Beyond the boundaries of national jurisdiction, the ocean floor and its minerals are governed by a comprehensive international regime, which determines by whom and under what conditions these natural resources can be prospected, explored and exploited. The main principles are set out in the United Nations Convention on the Law of the Sea and the 1994 Implementation Agreement, while more detailed rules are included in specific regulations of the International Seabed Authority (ISA). The ISA has issued rules for the first phases of deep sea mining activities (prospecting and exploration), but has yet to adopt exploitation regulations. A draft version is however being developed and provides a good indication of the current state of play. With regard to transparency and public participation, significant improvements can be identified, but considering the influence of NGOs and their crucial role as watchdogs, the power of third-party stakeholders can still be deemed fairly limited. This article analyzes the existing principles and available options regarding transparency, public participation and access to justice in all phases of deep sea mining activities, identifies the main weaknesses and suggests possible corrections, all the while assessing whether such provisions should be considered a luxury or rather the implementation of an enforceable legal obligation.

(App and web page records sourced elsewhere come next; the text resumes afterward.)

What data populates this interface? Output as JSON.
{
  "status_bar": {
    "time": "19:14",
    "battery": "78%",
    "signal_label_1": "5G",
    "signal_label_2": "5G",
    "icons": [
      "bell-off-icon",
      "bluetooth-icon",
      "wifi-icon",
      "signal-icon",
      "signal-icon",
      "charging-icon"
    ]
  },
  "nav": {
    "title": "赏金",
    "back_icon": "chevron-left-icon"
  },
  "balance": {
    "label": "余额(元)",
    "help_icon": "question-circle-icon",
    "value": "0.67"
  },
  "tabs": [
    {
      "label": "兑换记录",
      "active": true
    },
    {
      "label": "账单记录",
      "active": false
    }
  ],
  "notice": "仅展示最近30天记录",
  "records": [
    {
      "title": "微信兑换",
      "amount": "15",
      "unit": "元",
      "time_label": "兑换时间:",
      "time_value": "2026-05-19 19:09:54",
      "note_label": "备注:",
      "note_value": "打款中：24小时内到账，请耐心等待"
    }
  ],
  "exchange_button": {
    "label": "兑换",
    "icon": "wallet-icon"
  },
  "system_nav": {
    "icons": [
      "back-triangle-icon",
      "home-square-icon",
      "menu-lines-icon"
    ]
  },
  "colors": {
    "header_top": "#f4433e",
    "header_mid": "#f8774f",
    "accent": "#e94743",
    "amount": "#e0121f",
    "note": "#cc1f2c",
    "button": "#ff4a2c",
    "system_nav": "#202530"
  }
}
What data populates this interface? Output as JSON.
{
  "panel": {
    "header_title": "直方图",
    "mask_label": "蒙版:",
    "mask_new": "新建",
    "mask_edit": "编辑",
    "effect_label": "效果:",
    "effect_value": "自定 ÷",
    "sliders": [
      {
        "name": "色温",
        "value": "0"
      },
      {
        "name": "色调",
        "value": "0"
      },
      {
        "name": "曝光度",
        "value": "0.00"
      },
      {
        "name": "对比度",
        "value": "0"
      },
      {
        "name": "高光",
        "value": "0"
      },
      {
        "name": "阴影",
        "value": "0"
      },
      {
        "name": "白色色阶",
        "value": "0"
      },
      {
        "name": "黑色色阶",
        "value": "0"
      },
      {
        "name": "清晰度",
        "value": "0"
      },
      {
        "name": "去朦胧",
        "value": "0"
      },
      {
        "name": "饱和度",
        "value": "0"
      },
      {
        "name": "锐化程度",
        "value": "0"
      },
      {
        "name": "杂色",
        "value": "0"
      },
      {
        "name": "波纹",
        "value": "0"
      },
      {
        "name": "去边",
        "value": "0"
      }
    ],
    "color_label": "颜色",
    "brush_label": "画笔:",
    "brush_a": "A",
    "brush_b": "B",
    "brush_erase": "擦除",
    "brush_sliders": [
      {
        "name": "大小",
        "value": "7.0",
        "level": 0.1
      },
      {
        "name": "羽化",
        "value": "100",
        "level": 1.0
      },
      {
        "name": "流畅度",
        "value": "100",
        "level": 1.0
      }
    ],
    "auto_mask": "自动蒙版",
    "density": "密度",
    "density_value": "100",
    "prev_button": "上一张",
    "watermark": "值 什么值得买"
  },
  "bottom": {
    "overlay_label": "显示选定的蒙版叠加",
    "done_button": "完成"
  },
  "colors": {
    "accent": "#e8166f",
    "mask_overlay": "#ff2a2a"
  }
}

The ISA has issued three sets of draft guidelines and standards for deep-sea mining for public comment. These are the ‘Draft guideline on the preparation and assessment of an application for the approval of a Plan of Work for exploitation’; the ‘Draft standard and guidelines on the development and application of environmental management systems’; and the ‘Draft standard and guidelines on the form and calculation of an environmental performance guarantee’.

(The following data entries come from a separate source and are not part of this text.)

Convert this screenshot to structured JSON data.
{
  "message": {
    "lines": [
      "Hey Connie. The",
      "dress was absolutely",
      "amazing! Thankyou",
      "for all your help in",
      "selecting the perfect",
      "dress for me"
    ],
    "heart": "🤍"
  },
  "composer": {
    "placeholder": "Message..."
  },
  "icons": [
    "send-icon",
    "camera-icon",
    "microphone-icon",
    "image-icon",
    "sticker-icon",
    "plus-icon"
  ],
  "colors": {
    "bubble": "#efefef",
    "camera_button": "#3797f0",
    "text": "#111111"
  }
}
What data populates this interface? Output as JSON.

Below is the Deep Sea Conservation Coalition comments on these draft guidelines and standards.
This is the formal written submission from the DSCC to the virtual European sub-regional consultation process on the implementation of the United Nations Environment Assembly Resolution 4/19 on Mineral Resource Governance, submitted September 10, 2020.
Mining of the deep seabed beyond national jurisdiction, known as the Area, is administered by the International Seabed Authority (ISA) and may be carried out by a contractor sponsored by a State Party. It is vital that States consider the complex legal risks, responsibilities and potential liability for damage that can arise from the sponsorship of seabed mining activities in the Area | Author: Duncan Currie LL.B. (Hons.) LL.M
On February 3, 2020, the Deep Sea Conservation Coalition issued a memo to over 100 Permanent Missions to the United Nations and related organizations in New York. The memo refers to a workshop entitled “To explore the Case for Sourcing Battery Metals from Ocean Nodules and Nori’s Program to Assess Environmental and Social Impacts” scheduled for 5-6 February 2020 in San Diego and organized by speculative deep-sea mining companies DeepGreen and NORI.
In a rush to move this industry forward, proponents such as the workshop organizers have positioned the discussion around the questions of “when and how”, rather than the more fundamental question of “if” deep-sea mining should ever be permitted, and under what circumstances. Individuals and organizations around the world are increasingly calling for a moratorium on deep-sea mining out of concern for the damage it would cause to the fragile and yet-undiscovered ecosystems and species of the deep, and in the context of the urgent need to leave behind the extractive economic model in favour of a transformational approach that respects our planetary boundaries.
In this memo, we have compiled at a topline level some of the key arguments against the need for deep-sea mining.
Read the memo here (PDF).